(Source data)
================

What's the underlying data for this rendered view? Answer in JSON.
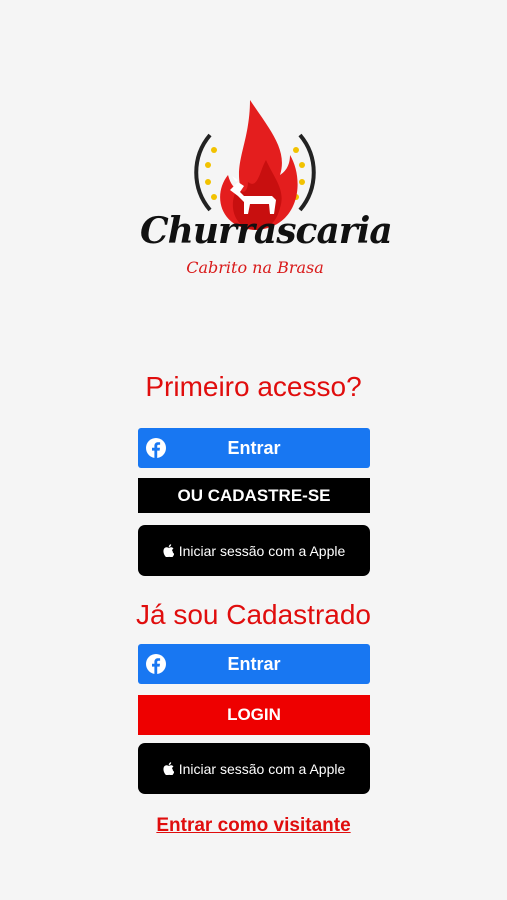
{
  "logo": {
    "title": "Churrascaria",
    "subtitle": "Cabrito na Brasa",
    "brand_color": "#e00d0d"
  },
  "first_access": {
    "heading": "Primeiro acesso?",
    "facebook_label": "Entrar",
    "register_label": "OU CADASTRE-SE",
    "apple_label": "Iniciar sessão com a Apple"
  },
  "registered": {
    "heading": "Já sou Cadastrado",
    "facebook_label": "Entrar",
    "login_label": "LOGIN",
    "apple_label": "Iniciar sessão com a Apple"
  },
  "guest_link": "Entrar como visitante",
  "colors": {
    "facebook": "#1877f2",
    "login": "#ee0000",
    "apple": "#000000",
    "heading": "#e00d0d"
  },
  "icons": {
    "facebook": "facebook-icon",
    "apple": "apple-icon"
  }
}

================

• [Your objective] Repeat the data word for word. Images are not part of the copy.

• [Result of this task]
What's the underlying data for this rendered view? Answer in JSON.
{
  "logo": {
    "title": "Churrascaria",
    "subtitle": "Cabrito na Brasa",
    "brand_color": "#e00d0d"
  },
  "first_access": {
    "heading": "Primeiro acesso?",
    "facebook_label": "Entrar",
    "register_label": "OU CADASTRE-SE",
    "apple_label": "Iniciar sessão com a Apple"
  },
  "registered": {
    "heading": "Já sou Cadastrado",
    "facebook_label": "Entrar",
    "login_label": "LOGIN",
    "apple_label": "Iniciar sessão com a Apple"
  },
  "guest_link": "Entrar como visitante",
  "colors": {
    "facebook": "#1877f2",
    "login": "#ee0000",
    "apple": "#000000",
    "heading": "#e00d0d"
  },
  "icons": {
    "facebook": "facebook-icon",
    "apple": "apple-icon"
  }
}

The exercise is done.